Do you ever wake up and see that it's raining or snowing or cold or humid or you feel "tired" or you feel "sluggish" or you feel "input word here" that makes you believe that you should push your workout to later or another day?
Have you every thought that by moving your run, you might be cheating yourself of valuable growth?
What is preventing you from going ahead with what you planned despite un-perfect circumstances?
Do you think you won't do as well as you might if conditions were better? If you answer yes to this....what does how well you do in a workout really matter? Are you putting more emphasis on numbers than effort? Are you putting weight in what the workout looks like on Strava? Are you worried about what others might think, about what your coach might think, and about what you interpret the numbers in the workout to mean about your abilities?
What does this all boil down to?
Trust in yourself. Security in your process. When these things are lacking, we often attempt to control the things that are outside our management rather than forging ahead with the belief that we will do the best we can, and that is good enough.
Doing the workout in the rain, in the humidity, in the snow, when you're not feeling your best, when you're tired: doing this give you the opportunity to work through a challenge. That is what matters, the paces don't matter. When we rearrange things to be more perfect and try to control everything, we limit our ability to grow in uncertainty, we limit our ability to rise to the occasion when things are unknown, we impair our ability to adapt, improvise, and overcome.
Doing this, deciding to do the hard thing, goes against our natural protective instincts as human beings. Our brains always want to keep us the most safe, the most comfortable. Running and endurance training in general, goes against our inherent evolutionary protective nature and yet, it is so incredibly human to push ourselves and try to find out where the limit lies. There is this constant tug of war within us as human beings: to be safe yet find the edge. Maybe human beings are drawn to pushing themselves to the edge because we have this safety mechanism built in and it is within us to innovate and explore, not only the world around us but the depths of ourselves. I digress.
Your brain will always encourage the thing that feels most comfortable unless you decide to overcome that. It is so much more comfortable to feel warm, dry, cozy, and be at rest. But perhaps the desire to see where the limit lies is still there. Sitting dormant inside the recesses of your mind. Like an itch, waiting to be scratched.
But when you choose to delay, to wait for a more perfect moment, this is a false positive and it tarnishes your goal in exchange for temporary comfort.
What else could it be? Maybe you feel demotivated. And I'm here to tell you that this is normal and not a problem. This is not an indicator that you are doing anything wrong. Most people feel demotivated most of the time. It is impossible to feel motivated all of the time. Motivation is unreliable. Feeling demotivated isn't something that should prevent you from running. When you make the negative emotion, or lack of motivation a problem, that's when we seek comfort to feel better. We convince ourselves that it's too hot, or too cold, or we're too tired, or we need more rest. But most of the time after the run you feel good. Most of the time, none of that is true and we cave to our brains manipulation undermining our drive and directing us towards comfort.

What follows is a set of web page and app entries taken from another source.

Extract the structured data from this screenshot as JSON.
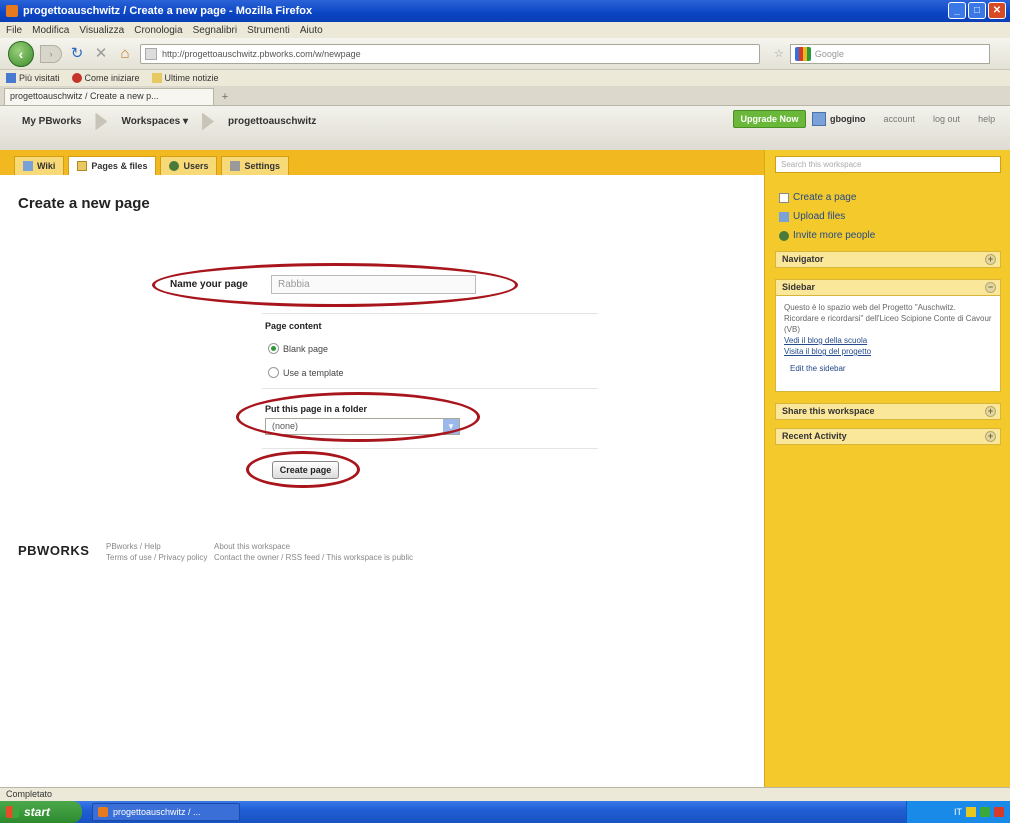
{
  "window": {
    "title": "progettoauschwitz / Create a new page - Mozilla Firefox"
  },
  "menu": [
    "File",
    "Modifica",
    "Visualizza",
    "Cronologia",
    "Segnalibri",
    "Strumenti",
    "Aiuto"
  ],
  "nav": {
    "url": "http://progettoauschwitz.pbworks.com/w/newpage",
    "search_placeholder": "Google"
  },
  "bookmarks": [
    {
      "label": "Più visitati",
      "icon": "blue"
    },
    {
      "label": "Come iniziare",
      "icon": "red"
    },
    {
      "label": "Ultime notizie",
      "icon": "folder"
    }
  ],
  "tab": {
    "label": "progettoauschwitz / Create a new p..."
  },
  "header": {
    "crumbs": [
      "My PBworks",
      "Workspaces",
      "progettoauschwitz"
    ],
    "workspaces_arrow": "▾",
    "upgrade_label": "Upgrade Now",
    "user_name": "gbogino",
    "links": [
      "account",
      "log out",
      "help"
    ]
  },
  "page_tabs": [
    {
      "label": "Wiki",
      "icon": "wiki",
      "active": false
    },
    {
      "label": "Pages & files",
      "icon": "pages",
      "active": true
    },
    {
      "label": "Users",
      "icon": "users",
      "active": false
    },
    {
      "label": "Settings",
      "icon": "settings",
      "active": false
    }
  ],
  "main": {
    "title": "Create a new page",
    "name_label": "Name your page",
    "name_value": "Rabbia",
    "content_label": "Page content",
    "radio_blank": "Blank page",
    "radio_template": "Use a template",
    "folder_label": "Put this page in a folder",
    "folder_value": "(none)",
    "create_button": "Create page"
  },
  "footer": {
    "logo": "PBWORKS",
    "col1": [
      "PBworks / Help",
      "Terms of use / Privacy policy"
    ],
    "col2": [
      "About this workspace",
      "Contact the owner / RSS feed / This workspace is public"
    ]
  },
  "sidebar": {
    "search_placeholder": "Search this workspace",
    "links": [
      {
        "label": "Create a page",
        "icon": "page"
      },
      {
        "label": "Upload files",
        "icon": "upload"
      },
      {
        "label": "Invite more people",
        "icon": "invite"
      }
    ],
    "panels": [
      "Navigator",
      "Sidebar",
      "Share this workspace",
      "Recent Activity"
    ],
    "sidebar_text": "Questo è lo spazio web del Progetto \"Auschwitz. Ricordare e ricordarsi\" dell'Liceo Scipione Conte di Cavour (VB)",
    "sidebar_links": [
      "Vedi il blog della scuola",
      "Visita il blog del progetto"
    ],
    "edit_link": "Edit the sidebar"
  },
  "status": {
    "text": "Completato"
  },
  "taskbar": {
    "start": "start",
    "task": "progettoauschwitz / ...",
    "clock": "IT"
  }
}
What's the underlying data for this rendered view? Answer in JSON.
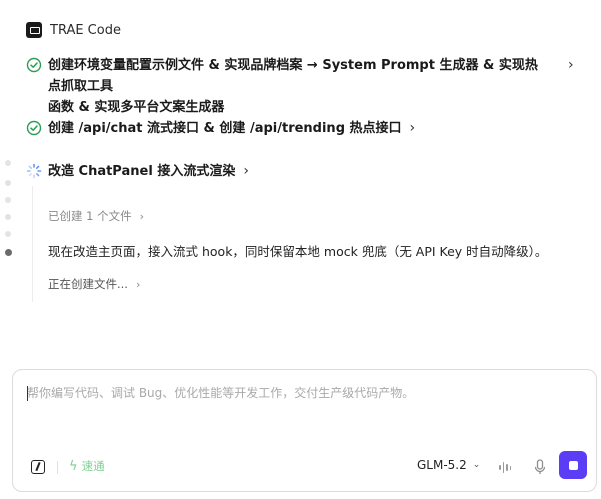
{
  "header": {
    "title": "TRAE Code",
    "logo_icon": "trae-logo-icon"
  },
  "tasks": [
    {
      "status": "done",
      "line1": "创建环境变量配置示例文件 & 实现品牌档案 → System Prompt 生成器 & 实现热点抓取工具",
      "line2": "函数 & 实现多平台文案生成器"
    },
    {
      "status": "done",
      "text": "创建 /api/chat 流式接口 & 创建 /api/trending 热点接口"
    },
    {
      "status": "in-progress",
      "text": "改造 ChatPanel 接入流式渲染"
    }
  ],
  "current_task": {
    "created_files": "已创建 1 个文件",
    "message": "现在改造主页面，接入流式 hook，同时保留本地 mock 兜底（无 API Key 时自动降级）。",
    "creating": "正在创建文件..."
  },
  "composer": {
    "placeholder": "帮你编写代码、调试 Bug、优化性能等开发工作，交付生产级代码产物。",
    "fast_mode_label": "速通",
    "model": "GLM-5.2"
  },
  "colors": {
    "check": "#2a9d57",
    "accent": "#5a3df5",
    "fast_mode": "#7fcf93"
  }
}
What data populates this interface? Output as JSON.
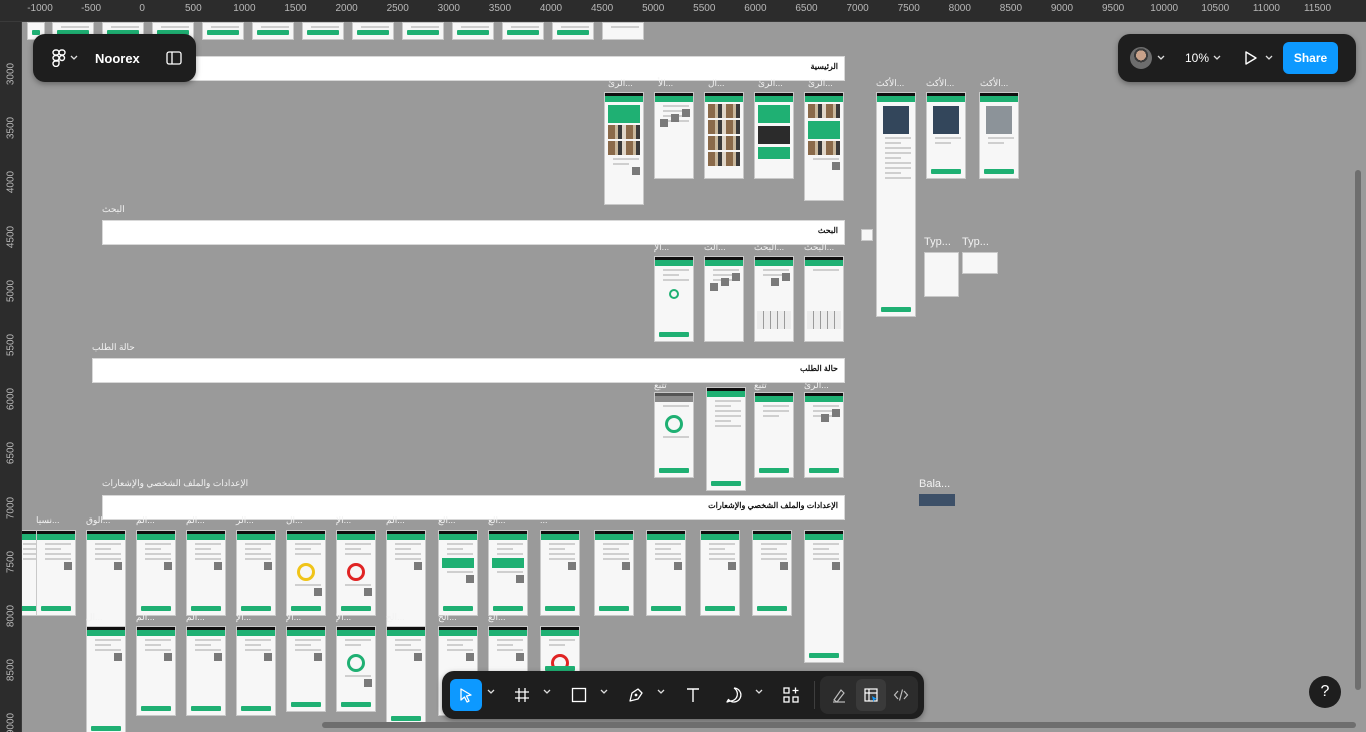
{
  "app": {
    "file_name": "Noorex",
    "zoom": "10%",
    "share_label": "Share",
    "help_label": "?"
  },
  "rulers": {
    "top": [
      "-1000",
      "-500",
      "0",
      "500",
      "1000",
      "1500",
      "2000",
      "2500",
      "3000",
      "3500",
      "4000",
      "4500",
      "5000",
      "5500",
      "6000",
      "6500",
      "7000",
      "7500",
      "8000",
      "8500",
      "9000",
      "9500",
      "10000",
      "10500",
      "11000",
      "11500"
    ],
    "left": [
      "3000",
      "3500",
      "4000",
      "4500",
      "5000",
      "5500",
      "6000",
      "6500",
      "7000",
      "7500",
      "8000",
      "8500",
      "9000"
    ]
  },
  "sections": {
    "home": {
      "banner": "الرئيسية"
    },
    "search": {
      "label": "البحث",
      "banner": "البحث"
    },
    "order_status": {
      "label": "حالة الطلب",
      "banner": "حالة الطلب"
    },
    "settings": {
      "label": "الإعدادات والملف الشخصي والإشعارات",
      "banner": "الإعدادات والملف الشخصي والإشعارات"
    }
  },
  "frame_titles": {
    "home": [
      "الرئ...",
      "الأ...",
      "ال...",
      "الرئ...",
      "الرئ..."
    ],
    "product": [
      "الأكث...",
      "الأكث...",
      "الأكث..."
    ],
    "type": [
      "Typ...",
      "Typ..."
    ],
    "search": [
      "الإ...",
      "الت...",
      "البحث...",
      "البحث..."
    ],
    "order": [
      "تتبع",
      "تتبع",
      "الرئ..."
    ],
    "balance": "Bala...",
    "settings_row": [
      "نسيا...",
      "الوق...",
      "الم...",
      "الم...",
      "الر...",
      "ال...",
      "الإ...",
      "الم...",
      "الع...",
      "الع...",
      "..."
    ],
    "settings_row2": [
      "ال...",
      "الم...",
      "الم...",
      "الإ...",
      "الإ...",
      "الإ...",
      "الح...",
      "الح...",
      "الع..."
    ]
  },
  "toolbar": {
    "tools": [
      "move-tool",
      "frame-tool",
      "shape-tool",
      "pen-tool",
      "text-tool",
      "comment-tool",
      "actions-tool"
    ],
    "modes": [
      "draw-mode",
      "design-mode",
      "dev-mode"
    ]
  },
  "colors": {
    "canvas": "#9a9a9a",
    "toolbar": "#1e1e1e",
    "accent": "#0d99ff",
    "app_green": "#1fb073"
  }
}
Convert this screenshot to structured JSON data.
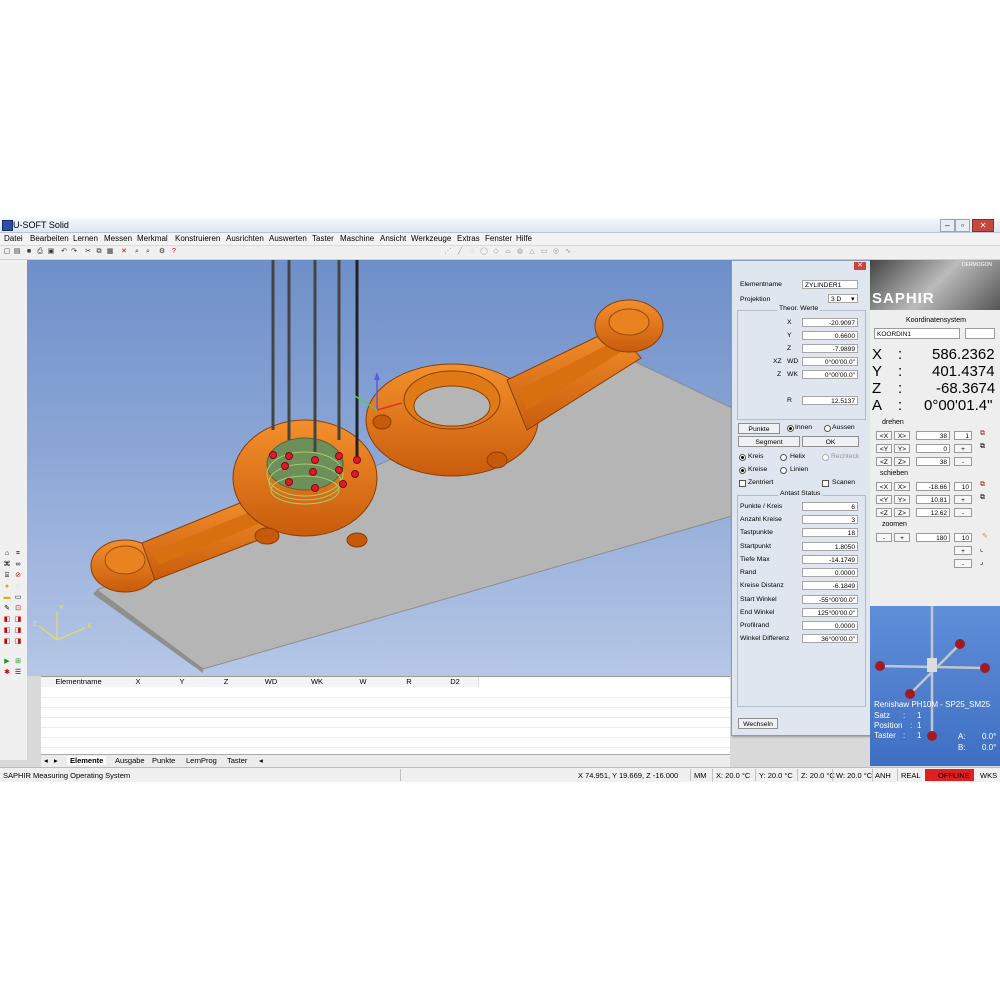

The reality is that we cannot expect to feel positive all the time. This is a highly unrealistic expectation. If our expectation is to always feel good, always feel positive, we are setting ourselves up for consistent failure in exchange for random and sporadic success on those lucky days when everything comes together ideally. Those days are few and far between and should be met with gratitude but not sought after.
Meet yourself where you're at. Accept that you feel negative, unmotivated, overwhelmed. Say it out loud that you don't want to run because it is too ____, whatever; say it out loud if you are doubting your abilities to overcome the circumstances.
Be compassionate with yourself. You don't have to be perfect. That doesn't exist, it is an impossible expectation and a way your brain tricks you to self-sabotage.
It doesn't mean skipping your run. It means running while feeling overwhelmed or unmotivated or mad or scared of the rain. You can feel tired and still get your run done. First accept what it is, what you're feeling, and make the decision to try anyway and accept whatever comes. You are responsible for your feelings. You will ultimately learn how to decide when you are skipping a session in support of yourself or against yourself. Sometimes the day does call for redirection, like let's say if you're vomiting or something. But most of the time you can move through whatever your brain is throwing at your to keep you in the comfort zone.
Remember, if you wait for things to be perfect, you'll always be waiting. You have the power to choose to accept yourself no matter how the session goes and decide it was good enough. You have the power to choose growth over stagnation.